To Henry Denny [27 July – 10 August 1844]1
Down Bromley Kent
I herewith send you the four little packets of Lice.—2 I remember thinking that one, though minute, was an odd form.—
I sincerely wish I could aid you in obtaining fresh materials: should I have any opportunity, I will not fail to remember to ask anyone, whom I may meet & think likely to have specimens: but I live so retired in the country, that I now see few naturalists. Have you ever applied to Dr. A. Smith, (Fort Pitt Chatham) the S. African Traveller, if you like to write to him, you can use my name & say, I was sure that he would be glad to assist every naturalist.3
I am sorry to say I shall not be at York,4 otherwise you might depend on my aid, feeble though it would be.
With my best wishes for success in your laborious pursuit.5 Pray believe me | dear Sir | yours very faithfully | C. Darwin
P.S I have kept no copy of the extract of ‘White’s Regular Gradation in Man’—a foolish book with some odd facts—published, I think, at Manchester.

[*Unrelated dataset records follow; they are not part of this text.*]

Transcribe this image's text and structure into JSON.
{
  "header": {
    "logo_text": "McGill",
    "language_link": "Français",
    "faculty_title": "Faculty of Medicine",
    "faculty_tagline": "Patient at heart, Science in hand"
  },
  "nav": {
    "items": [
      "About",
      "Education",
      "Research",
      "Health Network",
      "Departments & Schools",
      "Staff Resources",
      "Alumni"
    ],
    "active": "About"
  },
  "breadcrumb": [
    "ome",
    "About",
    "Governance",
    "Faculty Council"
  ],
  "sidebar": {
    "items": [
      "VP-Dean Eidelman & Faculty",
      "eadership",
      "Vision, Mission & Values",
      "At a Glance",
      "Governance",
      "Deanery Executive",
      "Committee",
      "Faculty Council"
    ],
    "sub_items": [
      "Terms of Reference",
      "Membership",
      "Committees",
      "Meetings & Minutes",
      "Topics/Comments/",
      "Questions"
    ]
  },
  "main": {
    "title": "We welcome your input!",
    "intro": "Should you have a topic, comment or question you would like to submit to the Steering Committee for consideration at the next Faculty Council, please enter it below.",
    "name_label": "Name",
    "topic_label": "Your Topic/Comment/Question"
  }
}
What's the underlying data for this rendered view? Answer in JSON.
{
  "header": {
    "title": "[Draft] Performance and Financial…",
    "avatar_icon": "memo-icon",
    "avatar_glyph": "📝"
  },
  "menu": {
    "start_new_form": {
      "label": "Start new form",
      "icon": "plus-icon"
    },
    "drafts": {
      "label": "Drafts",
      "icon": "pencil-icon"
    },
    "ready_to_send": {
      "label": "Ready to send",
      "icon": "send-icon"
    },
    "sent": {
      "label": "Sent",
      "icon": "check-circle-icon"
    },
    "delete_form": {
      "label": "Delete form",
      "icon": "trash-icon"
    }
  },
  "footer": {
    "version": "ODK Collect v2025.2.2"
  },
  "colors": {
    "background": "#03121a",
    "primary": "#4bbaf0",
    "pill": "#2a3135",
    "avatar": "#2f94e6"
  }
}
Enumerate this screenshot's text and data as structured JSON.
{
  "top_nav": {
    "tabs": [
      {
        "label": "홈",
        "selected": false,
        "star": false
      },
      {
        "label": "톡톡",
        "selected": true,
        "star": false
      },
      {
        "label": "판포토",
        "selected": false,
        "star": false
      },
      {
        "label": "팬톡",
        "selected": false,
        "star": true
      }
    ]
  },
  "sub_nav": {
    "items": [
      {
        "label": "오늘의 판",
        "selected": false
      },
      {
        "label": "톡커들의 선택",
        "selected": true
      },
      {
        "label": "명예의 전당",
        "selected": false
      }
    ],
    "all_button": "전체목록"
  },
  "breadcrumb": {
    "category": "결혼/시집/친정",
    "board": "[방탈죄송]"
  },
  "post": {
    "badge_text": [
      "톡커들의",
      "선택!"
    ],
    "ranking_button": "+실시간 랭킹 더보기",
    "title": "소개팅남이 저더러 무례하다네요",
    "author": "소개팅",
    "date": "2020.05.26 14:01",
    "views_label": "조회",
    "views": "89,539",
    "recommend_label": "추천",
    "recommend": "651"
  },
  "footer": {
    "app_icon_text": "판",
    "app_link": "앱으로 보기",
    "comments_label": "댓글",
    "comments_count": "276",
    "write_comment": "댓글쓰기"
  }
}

You wd easily find the passage to which I refer.— I think it was in the latter part of the volume.—6
The next time I write to Dr Hooker I will ask him, whether he has Lice of Penguins.—7
I find I can make the bottle safe, so will send it by Post at same time with this note.— The bottle shd be opened, as it is not quite full— the spirits are quite strong enough
Sends four packets of lice and suggests writing to Dr A. Smith, "the S. African traveller", for assistance.
- Letter no.
- Darwin, C. R.
- Denny, Henry
- Sent from
- Source of text
- Yale University Medical Historical Library, Harvey Cushing / John Hay Whitney Medical Library (MMS)
- Physical description
Please cite as
Darwin Correspondence Project, “Letter no. 763F,” accessed on 22 October 2016, http://www.darwinproject.ac.uk/DCP-LETT-763F